Dataset
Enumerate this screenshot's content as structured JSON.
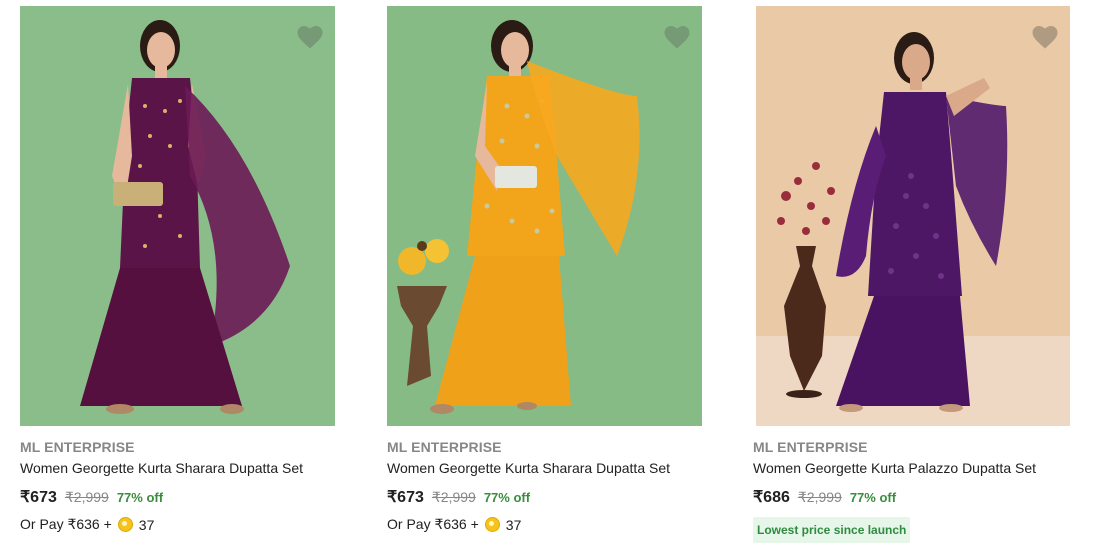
{
  "products": [
    {
      "brand": "ML ENTERPRISE",
      "title": "Women Georgette Kurta Sharara Dupatta Set",
      "price": "₹673",
      "mrp": "₹2,999",
      "discount": "77% off",
      "pay_prefix": "Or Pay ₹636 +",
      "coins": "37",
      "image_bg": "#8bbd8a",
      "outfit_color": "#5b1447",
      "wishlist_icon": "heart-icon"
    },
    {
      "brand": "ML ENTERPRISE",
      "title": "Women Georgette Kurta Sharara Dupatta Set",
      "price": "₹673",
      "mrp": "₹2,999",
      "discount": "77% off",
      "pay_prefix": "Or Pay ₹636 +",
      "coins": "37",
      "image_bg": "#86bb86",
      "outfit_color": "#f2a51a",
      "wishlist_icon": "heart-icon"
    },
    {
      "brand": "ML ENTERPRISE",
      "title": "Women Georgette Kurta Palazzo Dupatta Set",
      "price": "₹686",
      "mrp": "₹2,999",
      "discount": "77% off",
      "badge": "Lowest price since launch",
      "image_bg": "#e9c9a6",
      "outfit_color": "#4d1766",
      "wishlist_icon": "heart-icon"
    }
  ]
}
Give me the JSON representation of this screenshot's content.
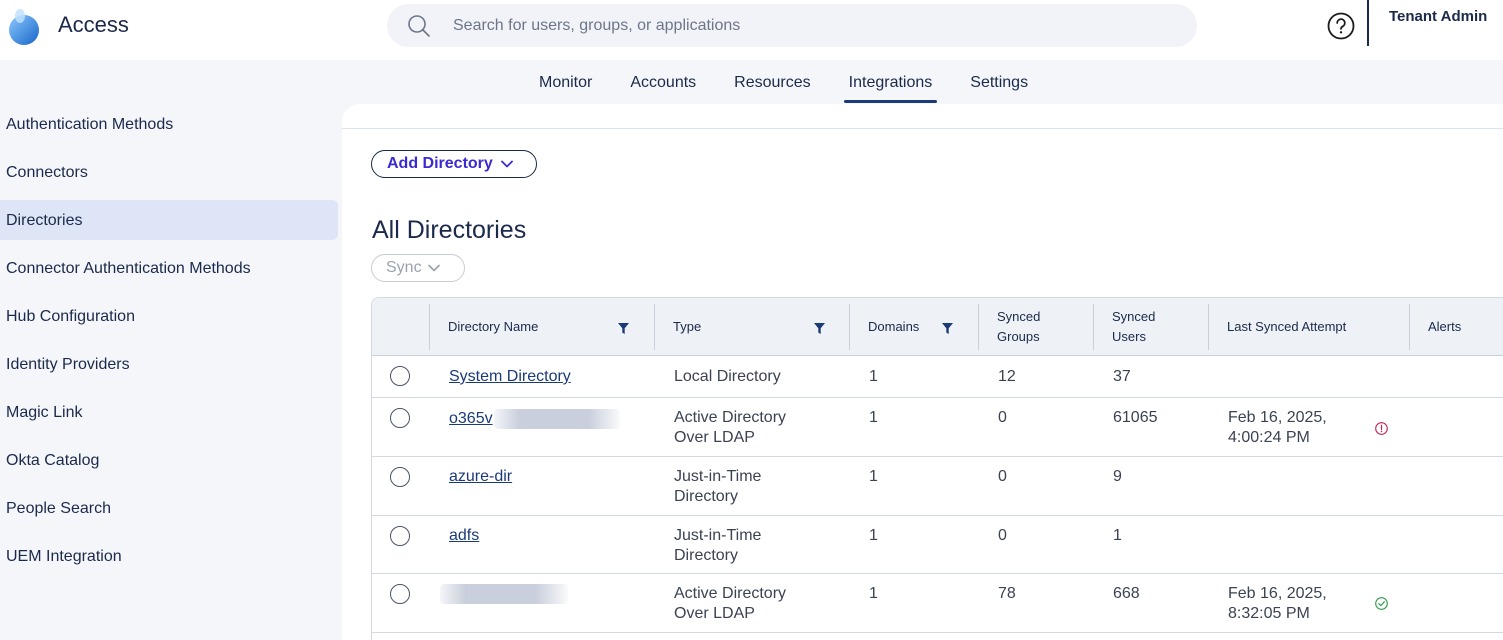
{
  "app": {
    "title": "Access"
  },
  "search": {
    "placeholder": "Search for users, groups, or applications"
  },
  "user": {
    "name": "Tenant Admin"
  },
  "nav": {
    "items": [
      {
        "label": "Monitor",
        "active": false
      },
      {
        "label": "Accounts",
        "active": false
      },
      {
        "label": "Resources",
        "active": false
      },
      {
        "label": "Integrations",
        "active": true
      },
      {
        "label": "Settings",
        "active": false
      }
    ]
  },
  "sidebar": {
    "items": [
      {
        "label": "Authentication Methods",
        "active": false
      },
      {
        "label": "Connectors",
        "active": false
      },
      {
        "label": "Directories",
        "active": true
      },
      {
        "label": "Connector Authentication Methods",
        "active": false
      },
      {
        "label": "Hub Configuration",
        "active": false
      },
      {
        "label": "Identity Providers",
        "active": false
      },
      {
        "label": "Magic Link",
        "active": false
      },
      {
        "label": "Okta Catalog",
        "active": false
      },
      {
        "label": "People Search",
        "active": false
      },
      {
        "label": "UEM Integration",
        "active": false
      }
    ]
  },
  "main": {
    "add_directory_label": "Add Directory",
    "title": "All Directories",
    "sync_label": "Sync"
  },
  "table": {
    "columns": [
      {
        "label": "Directory Name",
        "filter": true
      },
      {
        "label": "Type",
        "filter": true
      },
      {
        "label": "Domains",
        "filter": true
      },
      {
        "label": "Synced Groups",
        "line1": "Synced",
        "line2": "Groups",
        "filter": false
      },
      {
        "label": "Synced Users",
        "line1": "Synced",
        "line2": "Users",
        "filter": false
      },
      {
        "label": "Last Synced Attempt",
        "filter": false
      },
      {
        "label": "Alerts",
        "filter": false
      }
    ],
    "rows": [
      {
        "name": "System Directory",
        "type_line1": "Local Directory",
        "type_line2": "",
        "domains": "1",
        "groups": "12",
        "users": "37",
        "synced_line1": "",
        "synced_line2": "",
        "status": "none"
      },
      {
        "name": "o365v",
        "type_line1": "Active Directory",
        "type_line2": "Over LDAP",
        "domains": "1",
        "groups": "0",
        "users": "61065",
        "synced_line1": "Feb 16, 2025,",
        "synced_line2": "4:00:24 PM",
        "status": "error",
        "status_color": "#c0245c"
      },
      {
        "name": "azure-dir",
        "type_line1": "Just-in-Time",
        "type_line2": "Directory",
        "domains": "1",
        "groups": "0",
        "users": "9",
        "synced_line1": "",
        "synced_line2": "",
        "status": "none"
      },
      {
        "name": "adfs",
        "type_line1": "Just-in-Time",
        "type_line2": "Directory",
        "domains": "1",
        "groups": "0",
        "users": "1",
        "synced_line1": "",
        "synced_line2": "",
        "status": "none"
      },
      {
        "name": "",
        "type_line1": "Active Directory",
        "type_line2": "Over LDAP",
        "domains": "1",
        "groups": "78",
        "users": "668",
        "synced_line1": "Feb 16, 2025,",
        "synced_line2": "8:32:05 PM",
        "status": "success",
        "status_color": "#2e9a4a"
      }
    ]
  },
  "colors": {
    "accent": "#1b3a78",
    "link_button": "#3a2bd1",
    "logo": "#1f7ad6",
    "sidebar_active": "#dde5f7"
  }
}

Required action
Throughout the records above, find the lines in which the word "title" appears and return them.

Result for this task
      "title": "Women Georgette Kurta Sharara Dupatta Set",
      "title": "Women Georgette Kurta Sharara Dupatta Set",
      "title": "Women Georgette Kurta Palazzo Dupatta Set",
    "title": "Access"
    "title": "All Directories",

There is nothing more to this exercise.